Excerpts from a dataset:

++++++++++++++++++++

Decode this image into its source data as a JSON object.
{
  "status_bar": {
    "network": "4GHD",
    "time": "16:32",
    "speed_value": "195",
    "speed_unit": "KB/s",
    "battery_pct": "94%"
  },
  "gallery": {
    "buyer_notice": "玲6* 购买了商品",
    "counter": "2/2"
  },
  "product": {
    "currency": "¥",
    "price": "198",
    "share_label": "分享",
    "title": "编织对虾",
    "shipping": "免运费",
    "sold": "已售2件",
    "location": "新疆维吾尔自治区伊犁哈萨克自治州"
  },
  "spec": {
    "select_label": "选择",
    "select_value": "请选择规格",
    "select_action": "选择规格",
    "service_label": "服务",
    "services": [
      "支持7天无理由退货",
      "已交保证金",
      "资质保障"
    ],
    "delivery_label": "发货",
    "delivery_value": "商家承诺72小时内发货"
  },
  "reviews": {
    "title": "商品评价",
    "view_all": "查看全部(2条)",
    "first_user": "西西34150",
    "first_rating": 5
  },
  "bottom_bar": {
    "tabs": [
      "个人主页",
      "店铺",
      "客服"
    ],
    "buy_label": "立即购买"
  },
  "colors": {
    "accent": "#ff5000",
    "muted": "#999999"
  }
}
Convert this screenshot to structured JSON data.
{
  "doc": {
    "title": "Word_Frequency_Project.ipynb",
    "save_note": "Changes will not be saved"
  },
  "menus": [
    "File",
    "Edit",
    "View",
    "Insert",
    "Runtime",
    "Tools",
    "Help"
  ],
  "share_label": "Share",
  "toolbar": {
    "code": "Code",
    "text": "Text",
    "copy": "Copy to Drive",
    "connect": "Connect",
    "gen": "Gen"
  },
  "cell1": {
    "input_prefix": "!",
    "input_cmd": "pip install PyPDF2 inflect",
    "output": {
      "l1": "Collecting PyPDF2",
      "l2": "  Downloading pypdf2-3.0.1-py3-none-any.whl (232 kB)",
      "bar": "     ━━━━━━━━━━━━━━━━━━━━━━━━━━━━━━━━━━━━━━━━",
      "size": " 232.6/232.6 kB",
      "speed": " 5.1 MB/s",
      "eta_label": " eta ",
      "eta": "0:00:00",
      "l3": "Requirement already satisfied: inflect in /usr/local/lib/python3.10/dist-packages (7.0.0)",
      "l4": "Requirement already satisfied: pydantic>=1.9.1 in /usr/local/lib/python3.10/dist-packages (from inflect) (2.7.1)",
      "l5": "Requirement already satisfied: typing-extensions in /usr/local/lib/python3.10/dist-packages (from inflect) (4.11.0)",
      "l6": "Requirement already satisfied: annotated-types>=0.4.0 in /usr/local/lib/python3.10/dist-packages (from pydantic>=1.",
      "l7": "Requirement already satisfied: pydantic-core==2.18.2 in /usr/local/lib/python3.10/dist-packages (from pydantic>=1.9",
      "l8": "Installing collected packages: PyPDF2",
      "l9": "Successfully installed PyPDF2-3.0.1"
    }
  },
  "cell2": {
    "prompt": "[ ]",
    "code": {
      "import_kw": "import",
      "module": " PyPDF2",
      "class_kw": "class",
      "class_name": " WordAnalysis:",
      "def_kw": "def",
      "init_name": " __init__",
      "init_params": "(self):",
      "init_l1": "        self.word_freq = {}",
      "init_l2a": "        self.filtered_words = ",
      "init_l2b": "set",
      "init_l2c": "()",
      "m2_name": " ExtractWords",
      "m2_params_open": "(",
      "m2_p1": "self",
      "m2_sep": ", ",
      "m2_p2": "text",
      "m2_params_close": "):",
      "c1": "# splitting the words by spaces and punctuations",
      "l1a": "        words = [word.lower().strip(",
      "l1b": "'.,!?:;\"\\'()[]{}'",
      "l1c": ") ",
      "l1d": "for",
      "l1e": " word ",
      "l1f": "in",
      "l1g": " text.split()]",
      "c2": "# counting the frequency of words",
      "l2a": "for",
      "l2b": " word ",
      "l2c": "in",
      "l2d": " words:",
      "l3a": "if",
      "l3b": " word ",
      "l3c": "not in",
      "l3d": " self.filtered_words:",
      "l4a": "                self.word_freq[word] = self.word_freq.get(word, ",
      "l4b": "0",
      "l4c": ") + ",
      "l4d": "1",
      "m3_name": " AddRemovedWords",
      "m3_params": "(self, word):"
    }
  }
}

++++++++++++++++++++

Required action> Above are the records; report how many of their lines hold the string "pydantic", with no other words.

Written reply> 3